Cabbage. Brassica capitata alba C. B. White cabbage and coleworts. Brassica capitata rubra C. B. Red cabbage. Brassica rubra C. B. Red coleworts. Brassica sabanda: brassica alba capite oblongo non penitus clauso, C. B. Savoy. Brassica cauliflora C. B. Cauliflower. These and the other sorts of cabbages, raised in our culinary gardens, are supposed to be only varieties of the smaller kind, which, in some parts of England, about the sea coasts, is found wild: accordingly they are joined by Linnaeus into one species, under the name of brassica (oleracea) radice caulescente tereti carnosa. They are all biennial.

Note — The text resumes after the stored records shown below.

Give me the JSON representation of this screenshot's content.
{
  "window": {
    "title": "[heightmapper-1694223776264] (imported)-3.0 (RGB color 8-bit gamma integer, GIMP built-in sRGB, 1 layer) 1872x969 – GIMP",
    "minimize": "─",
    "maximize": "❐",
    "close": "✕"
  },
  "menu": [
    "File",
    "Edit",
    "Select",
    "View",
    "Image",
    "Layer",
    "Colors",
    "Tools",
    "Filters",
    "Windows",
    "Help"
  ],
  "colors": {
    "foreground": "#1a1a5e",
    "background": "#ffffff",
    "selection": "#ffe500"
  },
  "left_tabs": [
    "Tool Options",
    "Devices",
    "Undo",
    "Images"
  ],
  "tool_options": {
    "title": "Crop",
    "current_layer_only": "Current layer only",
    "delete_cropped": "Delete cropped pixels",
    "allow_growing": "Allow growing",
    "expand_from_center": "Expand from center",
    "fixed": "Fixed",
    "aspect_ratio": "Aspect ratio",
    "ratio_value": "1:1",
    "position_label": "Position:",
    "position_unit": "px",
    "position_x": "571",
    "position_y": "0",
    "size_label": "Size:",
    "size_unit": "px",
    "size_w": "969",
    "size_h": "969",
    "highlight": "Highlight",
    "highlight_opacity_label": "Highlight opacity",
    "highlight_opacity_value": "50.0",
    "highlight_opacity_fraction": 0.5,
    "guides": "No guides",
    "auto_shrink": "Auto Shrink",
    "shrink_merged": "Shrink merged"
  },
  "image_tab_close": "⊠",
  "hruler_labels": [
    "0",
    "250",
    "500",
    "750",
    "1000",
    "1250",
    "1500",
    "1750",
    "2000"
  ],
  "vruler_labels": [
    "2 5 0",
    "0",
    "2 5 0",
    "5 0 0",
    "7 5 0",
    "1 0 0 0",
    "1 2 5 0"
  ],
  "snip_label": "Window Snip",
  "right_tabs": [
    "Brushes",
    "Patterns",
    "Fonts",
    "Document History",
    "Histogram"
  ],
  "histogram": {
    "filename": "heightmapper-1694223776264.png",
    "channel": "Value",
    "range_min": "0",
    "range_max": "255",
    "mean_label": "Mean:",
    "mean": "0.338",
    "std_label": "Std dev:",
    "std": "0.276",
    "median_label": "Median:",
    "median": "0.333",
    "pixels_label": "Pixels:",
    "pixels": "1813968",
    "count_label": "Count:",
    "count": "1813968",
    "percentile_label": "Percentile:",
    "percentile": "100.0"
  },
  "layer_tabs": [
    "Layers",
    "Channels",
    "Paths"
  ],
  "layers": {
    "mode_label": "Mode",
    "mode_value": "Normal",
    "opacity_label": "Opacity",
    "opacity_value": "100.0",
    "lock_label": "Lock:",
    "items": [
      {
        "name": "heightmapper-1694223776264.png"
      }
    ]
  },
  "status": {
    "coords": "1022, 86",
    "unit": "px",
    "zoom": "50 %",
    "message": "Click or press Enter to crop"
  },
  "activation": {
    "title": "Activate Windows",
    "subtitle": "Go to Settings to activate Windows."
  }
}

The several sorts of cabbages are commonly accounted hard of digestion, and of little nourishment, but perhaps not very justly. For as they have manifestly a strong tendency to pu-trefaction, running into this state sooner than almost any other vegetable, and emitting also during the putrefaction a more offensive smell, nearly approaching to the fetor of the animal kingdom; it does not seem irrational to pre-sume, that of all the oleraceous herbs, cabbages may be the mod easily resoluble in the stomach, the moil nutritious, and the least remote from the nature of animal food. Thus much is certain, that they are, in general, not unwhole-some; that they do not induce, or promote, a putrid disposition in the human body, but on the contrary prove a salubrious aliment in the true putrid scurvy*(a); that when taken freely, they tend to loosen the belly and produce flatulencies; and that their laxative matter is ex-tracted by long boiling in water.

Of all these herbs, the white cabbage is the most putrescible; and the red sweetest, and most emollient or laxative. If the stalks of red cabbage, towards the end of autumn, be cut longitudinally and set by for some time in a place not warm, a laxative juice, resembling honey or manna, exudes from the incisions (a). A decoction of this last kind has been greatly recommended in hoarsenesses and some disorders of the breast, for softening acrimonious humours, and promoting expectoration. Boer-haave tells us of very dangerous disorders of the chest cured by the use of a decoction of red cabbage with a little salt and orange juice (b).

*(a) Cabbages cut in slices and packed up in a cask with salt and other additions, ferment, and acquire an acid taste, in which state they are much eaten in Germany under the name of saur kraut. This has lately been introduced as an article of diet in the British navy, and has been found to keep well in long voyages, and to prove a very useful antiscorbutic.